But something else strikes me as important.  Despite voters’ claims that a nominee’s gender or race is irrelevant, Sotomayor’s gender does seem to improve her standing with women.  This suggests voters may be unwilling, or unable, to report preferences they may have for a candidate of a specific race or gender.

Utah Attorney General Mark Shurtleff is challenging incumbent Sen. Robert Bennett, criticizing Bennet’s pro-TARP vote on bank bailout

Monday, June 1st, 2009

CQ Politics:

Bennett, who says he is taking Shurtleff “very seriously,” is hardly shying away from trumpeting his seniority as he rounds out his third six-year Senate term in the seat he first won in 1992. (more…)

Jay Cost tells Michael Steele to ‘get it together, dude’ on fundraising: ‘unless Michael Steele really turns up the juice on the fundraising, the DNC is going to out-raise the RNC by the time the 2010 midterm cycle is finished’

Monday, June 1st, 2009

Jay Cost:

Mr. Chairman – crazy suggestion for you. Instead of spending your Friday morning fielding calls on a talk show, why don’t you pick up your phone and try to find the RNC the cash it’ll need to compete next year? Or call up that marginal, would-be candidate one more time to talk him into running – perhaps by promising him the support from all the donors you’re about to call.
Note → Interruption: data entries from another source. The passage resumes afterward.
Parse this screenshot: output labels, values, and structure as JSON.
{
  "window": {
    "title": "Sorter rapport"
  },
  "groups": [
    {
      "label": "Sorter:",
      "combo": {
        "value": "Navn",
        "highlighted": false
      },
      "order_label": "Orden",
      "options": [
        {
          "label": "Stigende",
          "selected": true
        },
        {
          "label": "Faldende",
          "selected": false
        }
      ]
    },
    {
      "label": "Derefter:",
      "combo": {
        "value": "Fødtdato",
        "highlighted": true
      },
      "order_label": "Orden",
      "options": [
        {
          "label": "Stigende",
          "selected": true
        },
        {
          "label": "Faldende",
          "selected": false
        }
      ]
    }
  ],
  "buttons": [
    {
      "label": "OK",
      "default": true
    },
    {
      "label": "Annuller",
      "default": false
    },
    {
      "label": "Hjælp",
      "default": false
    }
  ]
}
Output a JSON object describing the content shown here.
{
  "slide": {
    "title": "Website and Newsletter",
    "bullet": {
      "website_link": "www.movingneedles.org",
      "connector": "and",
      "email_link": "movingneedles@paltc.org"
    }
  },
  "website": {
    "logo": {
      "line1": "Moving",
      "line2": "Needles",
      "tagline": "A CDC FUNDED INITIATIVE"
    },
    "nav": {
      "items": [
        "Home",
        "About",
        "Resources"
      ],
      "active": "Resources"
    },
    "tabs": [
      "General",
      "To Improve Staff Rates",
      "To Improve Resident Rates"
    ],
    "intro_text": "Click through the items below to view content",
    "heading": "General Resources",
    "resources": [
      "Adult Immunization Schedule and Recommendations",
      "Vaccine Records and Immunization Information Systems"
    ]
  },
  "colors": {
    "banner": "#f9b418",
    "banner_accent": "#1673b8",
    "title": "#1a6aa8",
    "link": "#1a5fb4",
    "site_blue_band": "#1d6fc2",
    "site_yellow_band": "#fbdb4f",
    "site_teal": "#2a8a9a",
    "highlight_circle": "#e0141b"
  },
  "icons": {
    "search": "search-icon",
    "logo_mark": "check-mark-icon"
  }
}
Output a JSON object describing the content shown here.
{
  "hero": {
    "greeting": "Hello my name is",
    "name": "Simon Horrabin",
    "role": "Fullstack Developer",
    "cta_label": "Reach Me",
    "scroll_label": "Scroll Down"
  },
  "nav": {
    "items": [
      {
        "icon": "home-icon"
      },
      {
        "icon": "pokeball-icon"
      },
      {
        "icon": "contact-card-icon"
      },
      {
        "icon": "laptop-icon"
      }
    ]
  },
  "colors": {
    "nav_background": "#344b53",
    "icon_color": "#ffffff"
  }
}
This task might also be referred to as…your job description, which does not include posturing against your party for the satisfaction of your own vanity/ego while guest-hosting a talk show and serving as the party’s chief media whore pundit.

Get it together, dude.

Dallas’ Federal Reserve Bank President Richard Fisher: ‘Cold, hard fact’ that the nation is in the hole $100 trillion for Social Security, Medicare

Monday, June 1st, 2009


Suppose we decided to tackle the issue solely on the spending side. It turns out that total discretionary spending in the federal budget, if maintained at its current share of GDP in perpetuity, is 3 percent larger than the entitlement shortfall. So all we would have to do to fully fund our nation’s entitlement programs would be to cut discretionary spending by 97 percent. But hold on. That discretionary spending includes defense and national security, education, the environment and many other areas, not just those controversial earmarks that make the evening news. All of them would have to be cut-almost eliminated, really-to tackle this problem through discretionary spending. (more…)